Finance firms should not be forced by regulators to change location after Britain leaves the European Union in 2019, Andrew Bailey, chief executive of the UK’s Financial Conduct Authority told a Reuters Newsmaker event on Thursday.
Banks, insurers and asset managers based in Britain are already making contingency plans to shift some operations to continental Europe after Brexit takes effect in case access to the EU single market is closed off.
But Bailey said Britain and the EU are in a position to preserve free trade for financial services, meaning such moves need not happen.
“Firms should be able to take their own decisions on where they locate, subject to appropriate regulatory arrangements being in place which preserve the public interest,” Bailey said, in his first major speech on Brexit since Britain triggered the formal EU divorce proceedings in March.
“Authorities should not dictate the location of firms,” he told an audience in Canary Wharf, home to some of the world’s biggest banks.
Future financial sector relations between Britain and the EU should be based on “mutual recognition” or regulatory cooperation “but not exact mirroring” of rules, Bailey said.
Frankfurt, Paris, Amsterdam, Luxembourg and Dublin are all vying for a slice of Britain’s financial services industry after Brexit. Bailey said such competition was good.
But he also said Brexit should not be used as an excuse to restrict the ability to have open markets and freedom of location.
“The roots exist to come out with sensible outcomes on this.”
Some companies have already announced plans to move people to continental European locations to retain access to the EU single market. Bailey said a transition period based on current trading arrangements was needed this year.

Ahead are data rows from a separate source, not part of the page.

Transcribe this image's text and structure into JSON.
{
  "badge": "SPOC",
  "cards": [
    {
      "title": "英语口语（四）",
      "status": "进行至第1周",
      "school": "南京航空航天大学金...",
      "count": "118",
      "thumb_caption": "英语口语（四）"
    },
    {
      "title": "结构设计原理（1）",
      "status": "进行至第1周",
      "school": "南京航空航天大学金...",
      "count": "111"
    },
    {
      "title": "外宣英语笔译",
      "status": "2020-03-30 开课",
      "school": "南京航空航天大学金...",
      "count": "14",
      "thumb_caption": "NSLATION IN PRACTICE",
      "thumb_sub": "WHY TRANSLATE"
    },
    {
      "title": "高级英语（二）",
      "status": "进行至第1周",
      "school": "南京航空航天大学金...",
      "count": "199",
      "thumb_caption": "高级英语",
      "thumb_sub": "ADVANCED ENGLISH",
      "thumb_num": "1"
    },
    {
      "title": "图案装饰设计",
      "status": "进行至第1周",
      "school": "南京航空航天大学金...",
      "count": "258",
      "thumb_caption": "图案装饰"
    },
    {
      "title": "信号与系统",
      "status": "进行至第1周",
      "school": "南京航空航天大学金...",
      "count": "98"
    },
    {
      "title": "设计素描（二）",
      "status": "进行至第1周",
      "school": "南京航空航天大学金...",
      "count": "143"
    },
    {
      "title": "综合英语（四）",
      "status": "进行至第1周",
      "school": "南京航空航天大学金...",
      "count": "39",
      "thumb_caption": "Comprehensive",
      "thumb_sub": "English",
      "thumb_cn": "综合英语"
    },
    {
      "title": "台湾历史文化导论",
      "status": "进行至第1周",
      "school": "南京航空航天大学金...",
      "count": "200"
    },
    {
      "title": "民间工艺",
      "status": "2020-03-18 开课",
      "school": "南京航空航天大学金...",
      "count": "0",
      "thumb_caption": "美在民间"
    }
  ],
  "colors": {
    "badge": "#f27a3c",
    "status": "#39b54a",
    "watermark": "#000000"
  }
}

This would avoid a “regrettable” situation whereby firms had to “press the button” on moves to the EU before they know what the outcome of Britain’s negotiations with the bloc will be.